N: Now as we wrap up Connie, before this Bernoulli system was implemented into your facility how did you handle non-actionable hospital alarms?

C: They did have to stop what they were doing frequently to respond to these alarms or call out to a co-worker and have them check on the patients and that sort of thing. I think by virtue of the fact that volume of alarms that go off I think that as a natural occurrence for people to be somewhat desensitized. But I think now with the Bernoulli System they really are tuned in when they hear Bernoulli go off, they know immediately that they have to respond directly to the patient. If other vent alarms go off that escalates, that aren’t actionable initially, they will escalate and ultimately result in actionable alarm that will prompt Bernoulli to alert them.

N: You’ve been listening to Health Professional Radio, I’m your host Neal Howard. We’ve been in studio today talking with Connie Dills, experienced Registered Respiratory Therapist in all areas of clinical practice, management and education as well.
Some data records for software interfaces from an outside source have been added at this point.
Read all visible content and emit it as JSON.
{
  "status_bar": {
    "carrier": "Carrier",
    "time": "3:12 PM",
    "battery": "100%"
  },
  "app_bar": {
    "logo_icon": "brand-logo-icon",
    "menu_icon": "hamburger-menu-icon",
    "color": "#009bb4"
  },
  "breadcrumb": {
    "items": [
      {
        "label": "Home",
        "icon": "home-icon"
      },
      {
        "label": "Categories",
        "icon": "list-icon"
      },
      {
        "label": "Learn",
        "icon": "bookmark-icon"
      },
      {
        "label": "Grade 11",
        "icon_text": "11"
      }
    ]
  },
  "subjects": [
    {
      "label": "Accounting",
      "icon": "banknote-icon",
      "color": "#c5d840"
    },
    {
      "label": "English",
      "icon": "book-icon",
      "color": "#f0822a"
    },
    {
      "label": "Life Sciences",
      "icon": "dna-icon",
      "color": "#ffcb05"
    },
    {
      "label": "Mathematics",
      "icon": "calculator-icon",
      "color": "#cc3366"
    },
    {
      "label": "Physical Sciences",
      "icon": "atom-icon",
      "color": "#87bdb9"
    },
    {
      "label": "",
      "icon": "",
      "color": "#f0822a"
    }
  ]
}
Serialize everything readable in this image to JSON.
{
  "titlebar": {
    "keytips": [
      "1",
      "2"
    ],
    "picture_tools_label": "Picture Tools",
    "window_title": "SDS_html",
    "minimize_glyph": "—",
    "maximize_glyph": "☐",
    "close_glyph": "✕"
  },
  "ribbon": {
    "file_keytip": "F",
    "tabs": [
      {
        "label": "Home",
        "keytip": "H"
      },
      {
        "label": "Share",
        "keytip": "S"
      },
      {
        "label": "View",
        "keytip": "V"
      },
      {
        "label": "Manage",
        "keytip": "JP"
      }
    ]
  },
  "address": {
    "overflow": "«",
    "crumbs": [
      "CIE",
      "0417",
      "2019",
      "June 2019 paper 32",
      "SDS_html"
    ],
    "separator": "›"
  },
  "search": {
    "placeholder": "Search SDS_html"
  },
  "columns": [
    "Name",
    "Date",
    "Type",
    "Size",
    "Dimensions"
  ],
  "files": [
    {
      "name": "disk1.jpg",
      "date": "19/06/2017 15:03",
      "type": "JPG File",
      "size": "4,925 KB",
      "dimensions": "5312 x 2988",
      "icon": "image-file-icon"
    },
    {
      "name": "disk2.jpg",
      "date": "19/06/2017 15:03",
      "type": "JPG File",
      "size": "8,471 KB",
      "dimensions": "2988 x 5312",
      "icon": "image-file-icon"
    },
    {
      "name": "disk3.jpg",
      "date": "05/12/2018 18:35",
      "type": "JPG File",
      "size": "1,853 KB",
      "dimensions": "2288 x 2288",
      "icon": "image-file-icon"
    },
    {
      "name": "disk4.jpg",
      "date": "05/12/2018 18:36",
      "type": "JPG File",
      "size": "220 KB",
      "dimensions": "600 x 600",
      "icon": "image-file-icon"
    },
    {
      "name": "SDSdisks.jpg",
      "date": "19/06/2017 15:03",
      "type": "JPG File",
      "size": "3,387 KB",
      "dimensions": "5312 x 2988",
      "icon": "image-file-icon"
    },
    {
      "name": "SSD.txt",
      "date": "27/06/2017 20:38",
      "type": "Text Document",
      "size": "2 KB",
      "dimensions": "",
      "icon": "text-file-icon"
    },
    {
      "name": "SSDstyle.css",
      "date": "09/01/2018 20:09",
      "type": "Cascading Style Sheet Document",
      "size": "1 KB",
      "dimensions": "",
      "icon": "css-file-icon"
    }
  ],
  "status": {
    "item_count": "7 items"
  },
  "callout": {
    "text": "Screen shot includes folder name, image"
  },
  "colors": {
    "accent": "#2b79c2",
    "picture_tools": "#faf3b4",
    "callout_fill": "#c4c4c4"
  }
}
She is the Respiratory Practice Manager the Hospital for Special Care in Connecticut and we’ve been here talking about non-actionable or false alarms – not necessarily a false alarm, but just an alarm that doesn’t require the attention that another alarm might require. Transcript and audio of this program are available at healthprofessionalradio.com.au and also at hpr.com and you can subscribe to our podcast on iTunes.